One 60-year-old choked back tears as she said how elite forces burst into the shop where her daughter works and ordered them to take cover.
"My daughter told me: 'Don't be scared mummy, we're well protected. She was calm but me, I'm scared. I'm really scared," said the woman.
Prior to the standoff, the suspects had hijacked a car from a woman who said she recognised the brothers.
'Mass casualty attacks'
The spectacular attacks came as it emerged the brothers had been on a US terror watch list "for years".
And as fears spread in the wake of the attack, the head of Britain's domestic spy agency MI5 warned that Islamist militants were planning other "mass casualty attacks against the West" and that intelligence services may be powerless to stop them.
Wednesday's bloodbath at Charlie Hebdo, which had repeatedly lampooned the Prophet Mohammed, has sparked a global chorus of outrage, with impromptu and poignant rallies around the world in support of press freedom under the banner "jesuischarlie" (I am Charlie).
US President Barack Obama was the latest to sign a book of condolence in Washington with the message "Vive la France!" as thousands gathered in Paris on a day of national mourning Thursday, and the Eiffel Tower dimmed its lights to honour the dead.
And as a politically divided and crisis-hit France sought to pull together in the wake of the tragedy, the head of the country's Muslim community -- the largest in Europe -- urged imams to condemn terrorism at Friday prayers.

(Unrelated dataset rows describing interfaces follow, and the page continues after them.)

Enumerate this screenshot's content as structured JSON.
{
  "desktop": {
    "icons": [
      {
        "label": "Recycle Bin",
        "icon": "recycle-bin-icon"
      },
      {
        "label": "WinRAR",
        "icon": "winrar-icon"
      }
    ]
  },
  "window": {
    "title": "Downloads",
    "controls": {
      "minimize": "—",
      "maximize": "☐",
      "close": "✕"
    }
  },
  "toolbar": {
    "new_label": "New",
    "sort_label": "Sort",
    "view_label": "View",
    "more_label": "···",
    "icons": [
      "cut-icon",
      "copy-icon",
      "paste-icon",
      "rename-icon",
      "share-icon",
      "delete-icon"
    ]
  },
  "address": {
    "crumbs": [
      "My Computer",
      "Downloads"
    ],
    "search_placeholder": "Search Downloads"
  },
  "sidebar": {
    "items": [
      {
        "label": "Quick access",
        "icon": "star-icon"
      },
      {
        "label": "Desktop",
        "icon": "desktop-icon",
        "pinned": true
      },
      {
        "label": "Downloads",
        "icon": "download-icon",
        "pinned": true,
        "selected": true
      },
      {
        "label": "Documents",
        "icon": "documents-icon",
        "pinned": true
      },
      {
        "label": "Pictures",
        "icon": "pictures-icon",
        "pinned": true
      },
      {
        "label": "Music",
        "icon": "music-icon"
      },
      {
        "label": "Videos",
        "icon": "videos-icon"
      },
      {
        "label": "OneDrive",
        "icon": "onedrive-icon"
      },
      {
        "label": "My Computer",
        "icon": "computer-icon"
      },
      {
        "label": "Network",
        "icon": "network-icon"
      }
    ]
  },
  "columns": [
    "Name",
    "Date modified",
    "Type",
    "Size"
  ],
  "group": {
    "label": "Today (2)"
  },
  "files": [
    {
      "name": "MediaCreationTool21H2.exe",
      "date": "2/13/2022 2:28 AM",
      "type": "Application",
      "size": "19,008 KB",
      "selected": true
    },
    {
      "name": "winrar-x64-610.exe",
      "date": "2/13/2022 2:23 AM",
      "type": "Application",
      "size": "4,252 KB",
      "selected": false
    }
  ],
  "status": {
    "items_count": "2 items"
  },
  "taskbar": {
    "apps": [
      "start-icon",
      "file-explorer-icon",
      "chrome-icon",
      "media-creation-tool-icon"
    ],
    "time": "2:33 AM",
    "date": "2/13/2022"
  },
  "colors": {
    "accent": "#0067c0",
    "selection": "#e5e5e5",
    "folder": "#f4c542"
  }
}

In a highly unusual step, Hollande met far-right leader Marine Le Pen at the Elysee Palace on Friday, as France geared up for a "Republican march" on Sunday expected to draw hundreds of thousands including British Prime Minister David Cameron and his Spanish counterpart Mariano Rajoy and Italy's Matteo Renzi.
Interior Minsiter Bernard Cazeneuve announced that a total of 88,000 security forces were mobilised across the country and that an international meeting on terrorism would take place in Paris on Sunday.
Nine people had already been detained as part of the operation, Cazeneuve said.
'Stupidity will not win'
Meanwhile, questions mounted as to how a pair well-known for jihadist views could have slipped through the net and attack Charlie Hebdo.
Cherif Kouachi, 32, was a known jihadist convicted in 2008 for involvement in a network sending fighters to Iraq.
Said, 34, has been "formally identified" as the main attacker in Wednesday's bloodbath.
A senior US administration official told AFP that one of the two brothers was believed to have trained with Al-Qaeda in Yemen, while another source said that the pair had been on a US terror watch list "for years".
The brothers were both flagged in a US database as terror suspects, and also on the no-fly list, meaning they were barred from flying into the United States, the officials said.
The ISIL's radio praised them as "heroes" and Somalia's Shebab militants, Al-Qaeda's main affiliate in Africa, hailed the massacre as a "heroic" act.
Refusing to be cowed, the controversial magazine plans a print run of one million copies instead of its usual 60,000, as journalists from all over the French media landscape piled in to help out the decimated staff.
"It's very hard. We are all suffering, with grief, with fear, but we will do it anyway because stupidity will not win," said columnist Patrick Pelloux.